UCL Ph.D. student takes research to Parliament
9 April 2013
A PhD student at UCL has presented his research to an audience of academics and MPs in the House of Commons.
Atif Elahi, 24, who is studying a PhD in Chemistry and who is from Crawley, West Sussex, made the trip to Parliament to present his science to a range of politicians and a panel of judges, as part of a poster design competition for original research in science.
As part of SET for Britain – established by Dr Eric Wharton in 1997 – Atif presented his discovery of a new property of flames in a competition against dozens of other early-career scientists’ research in the only national competition of its kind.
“This annual competition is an important date in the parliamentary calendar because it gives MPs an opportunity to speak to a wide range of the country’s best young researchers,” said Andrew Miller MP, Chairman of the Parliamentary and Scientific Committee. “These early career scientists are the architects of our future and SET for Britain is politicians’ best opportunity to meet them and understand their work.”

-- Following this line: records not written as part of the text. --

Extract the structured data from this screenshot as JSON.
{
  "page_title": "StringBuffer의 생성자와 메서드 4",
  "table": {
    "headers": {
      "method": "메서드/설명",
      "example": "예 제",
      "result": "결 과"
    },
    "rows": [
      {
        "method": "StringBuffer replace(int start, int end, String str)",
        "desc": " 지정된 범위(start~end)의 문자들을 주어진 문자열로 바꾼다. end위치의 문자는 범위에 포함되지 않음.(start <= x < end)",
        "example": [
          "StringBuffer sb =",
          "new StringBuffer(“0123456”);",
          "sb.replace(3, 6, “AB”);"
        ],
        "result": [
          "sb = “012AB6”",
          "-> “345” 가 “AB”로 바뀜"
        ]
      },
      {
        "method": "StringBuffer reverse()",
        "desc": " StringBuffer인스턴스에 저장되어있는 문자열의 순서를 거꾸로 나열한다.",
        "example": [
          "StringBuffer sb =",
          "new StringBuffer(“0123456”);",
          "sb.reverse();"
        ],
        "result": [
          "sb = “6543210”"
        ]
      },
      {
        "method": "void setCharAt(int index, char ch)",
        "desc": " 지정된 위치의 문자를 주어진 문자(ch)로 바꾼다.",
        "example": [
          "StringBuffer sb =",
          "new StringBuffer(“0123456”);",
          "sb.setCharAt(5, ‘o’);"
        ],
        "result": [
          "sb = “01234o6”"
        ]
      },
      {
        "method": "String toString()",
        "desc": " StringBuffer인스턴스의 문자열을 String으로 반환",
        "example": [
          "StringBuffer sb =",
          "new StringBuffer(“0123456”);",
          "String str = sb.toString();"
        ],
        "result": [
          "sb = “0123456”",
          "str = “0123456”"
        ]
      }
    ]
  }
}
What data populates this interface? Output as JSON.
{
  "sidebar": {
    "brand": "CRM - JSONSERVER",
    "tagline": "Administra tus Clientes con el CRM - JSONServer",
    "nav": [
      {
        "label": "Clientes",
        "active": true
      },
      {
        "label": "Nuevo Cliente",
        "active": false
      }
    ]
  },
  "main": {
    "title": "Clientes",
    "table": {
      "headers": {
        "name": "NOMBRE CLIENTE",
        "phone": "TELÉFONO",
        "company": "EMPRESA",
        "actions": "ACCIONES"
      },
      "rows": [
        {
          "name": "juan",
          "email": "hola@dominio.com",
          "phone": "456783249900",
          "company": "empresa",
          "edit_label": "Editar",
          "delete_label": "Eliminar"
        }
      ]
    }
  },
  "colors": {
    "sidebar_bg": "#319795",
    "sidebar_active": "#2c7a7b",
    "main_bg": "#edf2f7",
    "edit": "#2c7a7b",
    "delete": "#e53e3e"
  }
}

Atif entered into the Chemistry section of the competition.
Tom Crotty, Director of INEOS Group AG, sponsors of the Gold Medal in the Chemistry Section, said that for manufacturing to thrive, the UK needs more investment in the next generation of scientists, with a particular problem being the continued rise in the average age of engineers.
“For manufacturing to thrive, the UK needs a large and growing reserve of people with the knowledge and skills to deliver world-class manufacturing and research & development”, he said. “We’re delighted to support SET for Britain as an opportunity to celebrate the success of our early career scientists and we hope it will convince politicians to invest even greater effort to ensure the next generation of engineers and scientists come to the fore.”
The Parliamentary and Scientific Committee run the event in collaboration with the Institute of Physics, The Physiological Society, the Royal Academy of Engineering, the Royal Society of Chemistry, the Society of Biology and the Society of Chemical Industry, with financial support from BP, Airbus/EADS, INEOS, AgChemAccess, Essar, the Institute of Biomedical Science, GAMBICA and WMG.
“I would like to thank SET for Britain for the invitation to the House of Commons to present my research to a broader audience,” said Atif. “it was great to meet fellow researchers and politicians to discuss recent scientific advancements.”